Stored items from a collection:
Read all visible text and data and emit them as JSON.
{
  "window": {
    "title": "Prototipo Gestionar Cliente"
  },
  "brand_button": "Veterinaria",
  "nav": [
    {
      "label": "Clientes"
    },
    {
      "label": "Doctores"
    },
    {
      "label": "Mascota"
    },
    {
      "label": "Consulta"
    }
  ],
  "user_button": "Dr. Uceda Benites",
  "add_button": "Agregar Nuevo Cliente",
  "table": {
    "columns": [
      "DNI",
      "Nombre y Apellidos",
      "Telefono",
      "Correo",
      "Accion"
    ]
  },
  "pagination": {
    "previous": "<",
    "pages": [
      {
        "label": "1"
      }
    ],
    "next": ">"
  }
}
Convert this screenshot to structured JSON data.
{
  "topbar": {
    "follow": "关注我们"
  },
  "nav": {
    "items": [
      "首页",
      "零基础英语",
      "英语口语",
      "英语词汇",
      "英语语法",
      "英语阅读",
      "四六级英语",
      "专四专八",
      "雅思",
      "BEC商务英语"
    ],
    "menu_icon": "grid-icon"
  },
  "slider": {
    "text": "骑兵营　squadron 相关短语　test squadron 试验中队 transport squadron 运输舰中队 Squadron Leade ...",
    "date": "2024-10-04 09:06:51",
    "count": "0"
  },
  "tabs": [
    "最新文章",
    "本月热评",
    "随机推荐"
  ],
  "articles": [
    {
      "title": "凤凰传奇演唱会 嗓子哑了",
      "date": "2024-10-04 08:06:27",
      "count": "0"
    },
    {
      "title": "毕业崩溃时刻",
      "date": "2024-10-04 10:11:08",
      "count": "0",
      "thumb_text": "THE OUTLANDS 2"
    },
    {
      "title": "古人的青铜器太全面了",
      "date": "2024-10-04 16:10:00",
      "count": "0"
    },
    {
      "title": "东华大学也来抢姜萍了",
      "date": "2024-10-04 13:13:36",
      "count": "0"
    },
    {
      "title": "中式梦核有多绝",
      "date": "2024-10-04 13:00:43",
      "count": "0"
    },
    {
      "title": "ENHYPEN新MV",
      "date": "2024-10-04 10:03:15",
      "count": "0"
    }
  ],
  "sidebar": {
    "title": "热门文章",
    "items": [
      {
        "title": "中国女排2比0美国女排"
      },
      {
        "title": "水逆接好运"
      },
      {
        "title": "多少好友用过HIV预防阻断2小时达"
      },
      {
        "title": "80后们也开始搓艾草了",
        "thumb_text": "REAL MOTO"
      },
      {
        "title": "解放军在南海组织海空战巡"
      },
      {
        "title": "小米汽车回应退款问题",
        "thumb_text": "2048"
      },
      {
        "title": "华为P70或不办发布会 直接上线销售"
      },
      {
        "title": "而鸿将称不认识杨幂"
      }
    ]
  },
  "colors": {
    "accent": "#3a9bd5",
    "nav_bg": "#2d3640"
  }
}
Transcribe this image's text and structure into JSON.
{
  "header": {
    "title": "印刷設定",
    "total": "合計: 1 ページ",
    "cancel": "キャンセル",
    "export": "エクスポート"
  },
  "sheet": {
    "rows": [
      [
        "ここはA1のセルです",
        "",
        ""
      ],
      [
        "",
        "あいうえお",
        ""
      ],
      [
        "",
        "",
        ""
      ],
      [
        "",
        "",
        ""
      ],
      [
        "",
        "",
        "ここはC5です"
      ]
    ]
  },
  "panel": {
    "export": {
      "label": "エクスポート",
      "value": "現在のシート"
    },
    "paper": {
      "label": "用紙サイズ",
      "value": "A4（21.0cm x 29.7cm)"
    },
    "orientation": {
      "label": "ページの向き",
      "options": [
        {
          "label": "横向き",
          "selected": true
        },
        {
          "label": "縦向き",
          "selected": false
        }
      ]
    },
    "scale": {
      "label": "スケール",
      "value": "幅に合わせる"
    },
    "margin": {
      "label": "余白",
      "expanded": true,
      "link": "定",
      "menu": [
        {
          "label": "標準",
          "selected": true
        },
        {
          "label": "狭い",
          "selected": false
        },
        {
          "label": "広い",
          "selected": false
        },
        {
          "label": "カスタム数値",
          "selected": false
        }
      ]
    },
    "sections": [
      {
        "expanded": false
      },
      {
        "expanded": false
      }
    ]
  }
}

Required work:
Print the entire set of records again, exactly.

Output for this task:
Read all visible text and data and emit them as JSON.
{
  "window": {
    "title": "Prototipo Gestionar Cliente"
  },
  "brand_button": "Veterinaria",
  "nav": [
    {
      "label": "Clientes"
    },
    {
      "label": "Doctores"
    },
    {
      "label": "Mascota"
    },
    {
      "label": "Consulta"
    }
  ],
  "user_button": "Dr. Uceda Benites",
  "add_button": "Agregar Nuevo Cliente",
  "table": {
    "columns": [
      "DNI",
      "Nombre y Apellidos",
      "Telefono",
      "Correo",
      "Accion"
    ]
  },
  "pagination": {
    "previous": "<",
    "pages": [
      {
        "label": "1"
      }
    ],
    "next": ">"
  }
}
Convert this screenshot to structured JSON data.
{
  "topbar": {
    "follow": "关注我们"
  },
  "nav": {
    "items": [
      "首页",
      "零基础英语",
      "英语口语",
      "英语词汇",
      "英语语法",
      "英语阅读",
      "四六级英语",
      "专四专八",
      "雅思",
      "BEC商务英语"
    ],
    "menu_icon": "grid-icon"
  },
  "slider": {
    "text": "骑兵营　squadron 相关短语　test squadron 试验中队 transport squadron 运输舰中队 Squadron Leade ...",
    "date": "2024-10-04 09:06:51",
    "count": "0"
  },
  "tabs": [
    "最新文章",
    "本月热评",
    "随机推荐"
  ],
  "articles": [
    {
      "title": "凤凰传奇演唱会 嗓子哑了",
      "date": "2024-10-04 08:06:27",
      "count": "0"
    },
    {
      "title": "毕业崩溃时刻",
      "date": "2024-10-04 10:11:08",
      "count": "0",
      "thumb_text": "THE OUTLANDS 2"
    },
    {
      "title": "古人的青铜器太全面了",
      "date": "2024-10-04 16:10:00",
      "count": "0"
    },
    {
      "title": "东华大学也来抢姜萍了",
      "date": "2024-10-04 13:13:36",
      "count": "0"
    },
    {
      "title": "中式梦核有多绝",
      "date": "2024-10-04 13:00:43",
      "count": "0"
    },
    {
      "title": "ENHYPEN新MV",
      "date": "2024-10-04 10:03:15",
      "count": "0"
    }
  ],
  "sidebar": {
    "title": "热门文章",
    "items": [
      {
        "title": "中国女排2比0美国女排"
      },
      {
        "title": "水逆接好运"
      },
      {
        "title": "多少好友用过HIV预防阻断2小时达"
      },
      {
        "title": "80后们也开始搓艾草了",
        "thumb_text": "REAL MOTO"
      },
      {
        "title": "解放军在南海组织海空战巡"
      },
      {
        "title": "小米汽车回应退款问题",
        "thumb_text": "2048"
      },
      {
        "title": "华为P70或不办发布会 直接上线销售"
      },
      {
        "title": "而鸿将称不认识杨幂"
      }
    ]
  },
  "colors": {
    "accent": "#3a9bd5",
    "nav_bg": "#2d3640"
  }
}
Transcribe this image's text and structure into JSON.
{
  "header": {
    "title": "印刷設定",
    "total": "合計: 1 ページ",
    "cancel": "キャンセル",
    "export": "エクスポート"
  },
  "sheet": {
    "rows": [
      [
        "ここはA1のセルです",
        "",
        ""
      ],
      [
        "",
        "あいうえお",
        ""
      ],
      [
        "",
        "",
        ""
      ],
      [
        "",
        "",
        ""
      ],
      [
        "",
        "",
        "ここはC5です"
      ]
    ]
  },
  "panel": {
    "export": {
      "label": "エクスポート",
      "value": "現在のシート"
    },
    "paper": {
      "label": "用紙サイズ",
      "value": "A4（21.0cm x 29.7cm)"
    },
    "orientation": {
      "label": "ページの向き",
      "options": [
        {
          "label": "横向き",
          "selected": true
        },
        {
          "label": "縦向き",
          "selected": false
        }
      ]
    },
    "scale": {
      "label": "スケール",
      "value": "幅に合わせる"
    },
    "margin": {
      "label": "余白",
      "expanded": true,
      "link": "定",
      "menu": [
        {
          "label": "標準",
          "selected": true
        },
        {
          "label": "狭い",
          "selected": false
        },
        {
          "label": "広い",
          "selected": false
        },
        {
          "label": "カスタム数値",
          "selected": false
        }
      ]
    },
    "sections": [
      {
        "expanded": false
      },
      {
        "expanded": false
      }
    ]
  }
}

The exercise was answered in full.